Excerpts from an interface dataset:
+++
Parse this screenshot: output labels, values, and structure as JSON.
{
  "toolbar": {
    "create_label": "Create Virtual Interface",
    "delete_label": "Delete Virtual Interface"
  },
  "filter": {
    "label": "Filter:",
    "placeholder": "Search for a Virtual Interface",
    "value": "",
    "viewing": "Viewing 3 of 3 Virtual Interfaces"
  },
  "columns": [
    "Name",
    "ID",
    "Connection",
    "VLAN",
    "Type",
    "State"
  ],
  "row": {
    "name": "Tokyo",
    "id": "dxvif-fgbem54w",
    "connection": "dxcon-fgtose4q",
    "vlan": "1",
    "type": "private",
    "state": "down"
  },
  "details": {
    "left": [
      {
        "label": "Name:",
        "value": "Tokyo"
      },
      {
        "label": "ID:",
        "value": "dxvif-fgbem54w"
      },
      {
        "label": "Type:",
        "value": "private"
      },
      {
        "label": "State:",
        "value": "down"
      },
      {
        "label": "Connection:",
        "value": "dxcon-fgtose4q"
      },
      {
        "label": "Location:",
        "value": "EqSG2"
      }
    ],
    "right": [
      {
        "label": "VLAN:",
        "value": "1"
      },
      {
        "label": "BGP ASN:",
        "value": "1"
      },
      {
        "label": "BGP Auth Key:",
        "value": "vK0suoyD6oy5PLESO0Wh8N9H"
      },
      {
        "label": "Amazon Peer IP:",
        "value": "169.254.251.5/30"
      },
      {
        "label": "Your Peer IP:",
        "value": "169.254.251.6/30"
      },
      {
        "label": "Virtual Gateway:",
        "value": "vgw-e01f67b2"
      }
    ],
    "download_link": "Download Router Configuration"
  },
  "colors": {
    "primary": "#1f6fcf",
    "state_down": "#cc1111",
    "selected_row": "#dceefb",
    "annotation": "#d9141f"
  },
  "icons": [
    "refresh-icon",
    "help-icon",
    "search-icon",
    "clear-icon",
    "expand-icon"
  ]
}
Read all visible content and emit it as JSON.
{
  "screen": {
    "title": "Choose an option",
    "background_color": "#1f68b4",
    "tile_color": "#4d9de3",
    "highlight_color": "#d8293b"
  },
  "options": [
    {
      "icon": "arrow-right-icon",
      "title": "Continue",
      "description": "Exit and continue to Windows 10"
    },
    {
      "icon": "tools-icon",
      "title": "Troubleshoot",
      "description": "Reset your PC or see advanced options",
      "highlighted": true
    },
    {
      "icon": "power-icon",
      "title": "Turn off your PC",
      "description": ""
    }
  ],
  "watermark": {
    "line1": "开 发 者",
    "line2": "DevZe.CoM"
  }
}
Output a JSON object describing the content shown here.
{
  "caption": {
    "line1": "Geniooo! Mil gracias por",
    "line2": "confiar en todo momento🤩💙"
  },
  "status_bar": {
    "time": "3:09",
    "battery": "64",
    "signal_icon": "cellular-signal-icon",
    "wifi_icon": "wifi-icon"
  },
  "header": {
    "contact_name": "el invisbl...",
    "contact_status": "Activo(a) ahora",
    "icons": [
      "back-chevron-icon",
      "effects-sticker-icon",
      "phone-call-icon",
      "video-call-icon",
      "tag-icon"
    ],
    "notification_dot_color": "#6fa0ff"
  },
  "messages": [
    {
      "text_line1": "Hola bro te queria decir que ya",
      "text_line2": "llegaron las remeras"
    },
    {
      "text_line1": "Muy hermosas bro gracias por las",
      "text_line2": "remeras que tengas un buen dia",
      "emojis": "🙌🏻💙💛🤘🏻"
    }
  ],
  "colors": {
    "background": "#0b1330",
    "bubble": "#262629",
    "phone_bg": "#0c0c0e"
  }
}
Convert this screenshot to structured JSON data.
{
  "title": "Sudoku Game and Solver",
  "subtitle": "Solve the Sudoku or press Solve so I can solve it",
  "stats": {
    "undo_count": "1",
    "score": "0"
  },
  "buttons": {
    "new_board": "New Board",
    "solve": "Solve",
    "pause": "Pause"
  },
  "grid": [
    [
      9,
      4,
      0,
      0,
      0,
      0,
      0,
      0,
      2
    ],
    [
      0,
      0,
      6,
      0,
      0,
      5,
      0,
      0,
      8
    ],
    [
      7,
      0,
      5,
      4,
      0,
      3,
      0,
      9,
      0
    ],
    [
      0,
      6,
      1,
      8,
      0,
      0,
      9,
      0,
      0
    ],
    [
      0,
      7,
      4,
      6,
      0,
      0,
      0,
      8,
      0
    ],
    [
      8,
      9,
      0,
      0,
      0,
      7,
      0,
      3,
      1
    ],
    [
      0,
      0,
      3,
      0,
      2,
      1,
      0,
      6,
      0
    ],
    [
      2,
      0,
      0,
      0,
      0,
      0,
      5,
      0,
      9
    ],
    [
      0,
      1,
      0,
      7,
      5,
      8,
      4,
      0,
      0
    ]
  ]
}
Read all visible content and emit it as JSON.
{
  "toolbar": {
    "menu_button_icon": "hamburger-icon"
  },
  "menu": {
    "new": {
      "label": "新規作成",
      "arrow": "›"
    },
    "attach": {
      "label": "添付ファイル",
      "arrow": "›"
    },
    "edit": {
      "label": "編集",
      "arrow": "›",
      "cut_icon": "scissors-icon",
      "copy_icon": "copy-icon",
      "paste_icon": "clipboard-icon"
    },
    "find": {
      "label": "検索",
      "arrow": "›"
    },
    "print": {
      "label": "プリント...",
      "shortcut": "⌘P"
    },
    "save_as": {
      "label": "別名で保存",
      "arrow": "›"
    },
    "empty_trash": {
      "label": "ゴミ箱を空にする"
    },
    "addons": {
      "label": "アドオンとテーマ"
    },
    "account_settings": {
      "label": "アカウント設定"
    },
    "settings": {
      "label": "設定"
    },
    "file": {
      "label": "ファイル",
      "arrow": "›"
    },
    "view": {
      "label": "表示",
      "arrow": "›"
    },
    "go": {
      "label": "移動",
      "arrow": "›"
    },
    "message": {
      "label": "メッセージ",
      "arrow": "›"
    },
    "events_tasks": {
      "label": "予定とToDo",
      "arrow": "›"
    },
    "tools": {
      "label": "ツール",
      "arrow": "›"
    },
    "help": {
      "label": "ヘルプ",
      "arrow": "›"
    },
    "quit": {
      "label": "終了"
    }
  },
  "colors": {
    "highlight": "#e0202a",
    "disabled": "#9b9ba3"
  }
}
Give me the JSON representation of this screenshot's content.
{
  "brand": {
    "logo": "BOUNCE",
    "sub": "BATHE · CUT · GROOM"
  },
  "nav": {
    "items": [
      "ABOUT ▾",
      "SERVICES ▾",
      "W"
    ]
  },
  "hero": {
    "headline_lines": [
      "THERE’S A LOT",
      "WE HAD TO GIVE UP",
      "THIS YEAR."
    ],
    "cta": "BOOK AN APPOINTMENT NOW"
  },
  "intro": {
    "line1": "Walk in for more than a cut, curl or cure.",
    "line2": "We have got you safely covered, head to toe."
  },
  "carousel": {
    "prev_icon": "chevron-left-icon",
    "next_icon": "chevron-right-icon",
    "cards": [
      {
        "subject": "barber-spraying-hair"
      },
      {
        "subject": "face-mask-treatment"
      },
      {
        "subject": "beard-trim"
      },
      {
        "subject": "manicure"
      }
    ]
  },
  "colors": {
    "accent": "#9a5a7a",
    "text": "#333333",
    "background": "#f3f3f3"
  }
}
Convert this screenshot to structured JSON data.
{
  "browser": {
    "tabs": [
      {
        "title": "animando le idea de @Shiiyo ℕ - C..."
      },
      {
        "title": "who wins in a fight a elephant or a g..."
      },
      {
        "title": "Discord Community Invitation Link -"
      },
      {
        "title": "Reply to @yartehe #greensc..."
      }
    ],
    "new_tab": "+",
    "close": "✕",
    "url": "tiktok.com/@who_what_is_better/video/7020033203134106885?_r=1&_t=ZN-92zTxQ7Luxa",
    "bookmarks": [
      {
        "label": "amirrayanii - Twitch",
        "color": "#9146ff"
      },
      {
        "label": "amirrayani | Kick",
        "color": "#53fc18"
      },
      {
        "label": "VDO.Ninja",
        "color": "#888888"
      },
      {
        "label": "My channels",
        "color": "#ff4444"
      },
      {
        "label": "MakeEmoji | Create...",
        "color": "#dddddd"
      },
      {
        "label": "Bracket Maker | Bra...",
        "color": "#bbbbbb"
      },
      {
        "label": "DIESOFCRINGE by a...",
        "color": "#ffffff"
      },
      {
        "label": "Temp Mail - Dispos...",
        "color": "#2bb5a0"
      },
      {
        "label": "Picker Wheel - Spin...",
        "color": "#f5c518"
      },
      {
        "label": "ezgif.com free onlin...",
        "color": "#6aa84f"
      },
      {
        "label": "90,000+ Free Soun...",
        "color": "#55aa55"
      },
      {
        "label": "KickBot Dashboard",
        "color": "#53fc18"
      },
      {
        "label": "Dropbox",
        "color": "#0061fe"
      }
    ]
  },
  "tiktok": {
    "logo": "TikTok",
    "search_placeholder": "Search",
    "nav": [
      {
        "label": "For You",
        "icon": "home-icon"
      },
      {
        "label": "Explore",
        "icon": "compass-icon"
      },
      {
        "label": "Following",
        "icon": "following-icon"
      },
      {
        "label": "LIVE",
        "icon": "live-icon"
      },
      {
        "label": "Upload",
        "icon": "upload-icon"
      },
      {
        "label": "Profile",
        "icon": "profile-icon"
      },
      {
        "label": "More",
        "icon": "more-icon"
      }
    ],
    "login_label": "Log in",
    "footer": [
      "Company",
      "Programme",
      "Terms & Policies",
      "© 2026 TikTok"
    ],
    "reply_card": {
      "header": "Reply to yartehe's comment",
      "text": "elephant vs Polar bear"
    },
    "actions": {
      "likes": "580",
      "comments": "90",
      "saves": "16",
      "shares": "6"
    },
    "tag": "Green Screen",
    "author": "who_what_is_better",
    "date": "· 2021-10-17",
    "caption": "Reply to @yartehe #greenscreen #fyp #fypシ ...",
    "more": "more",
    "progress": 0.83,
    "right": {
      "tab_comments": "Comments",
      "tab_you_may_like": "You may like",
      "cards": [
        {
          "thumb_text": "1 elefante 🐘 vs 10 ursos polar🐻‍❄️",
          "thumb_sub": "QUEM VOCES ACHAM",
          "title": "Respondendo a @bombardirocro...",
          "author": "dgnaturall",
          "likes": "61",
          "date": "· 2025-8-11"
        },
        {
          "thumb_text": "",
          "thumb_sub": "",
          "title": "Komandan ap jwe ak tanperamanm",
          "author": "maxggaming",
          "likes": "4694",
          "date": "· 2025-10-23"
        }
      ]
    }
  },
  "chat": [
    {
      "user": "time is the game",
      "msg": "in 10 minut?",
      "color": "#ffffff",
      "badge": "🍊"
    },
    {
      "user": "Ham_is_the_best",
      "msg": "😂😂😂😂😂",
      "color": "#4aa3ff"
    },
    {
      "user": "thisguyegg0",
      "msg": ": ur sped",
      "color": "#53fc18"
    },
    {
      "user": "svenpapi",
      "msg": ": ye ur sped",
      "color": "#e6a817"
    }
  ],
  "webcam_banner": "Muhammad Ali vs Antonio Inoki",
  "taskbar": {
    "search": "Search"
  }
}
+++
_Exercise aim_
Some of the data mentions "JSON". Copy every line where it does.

_Expected answer_
Parse this screenshot: output labels, values, and structure as JSON.
Read all visible content and emit it as JSON.
Output a JSON object describing the content shown here.
Convert this screenshot to structured JSON data.
Read all visible content and emit it as JSON.
Give me the JSON representation of this screenshot's content.
Convert this screenshot to structured JSON data.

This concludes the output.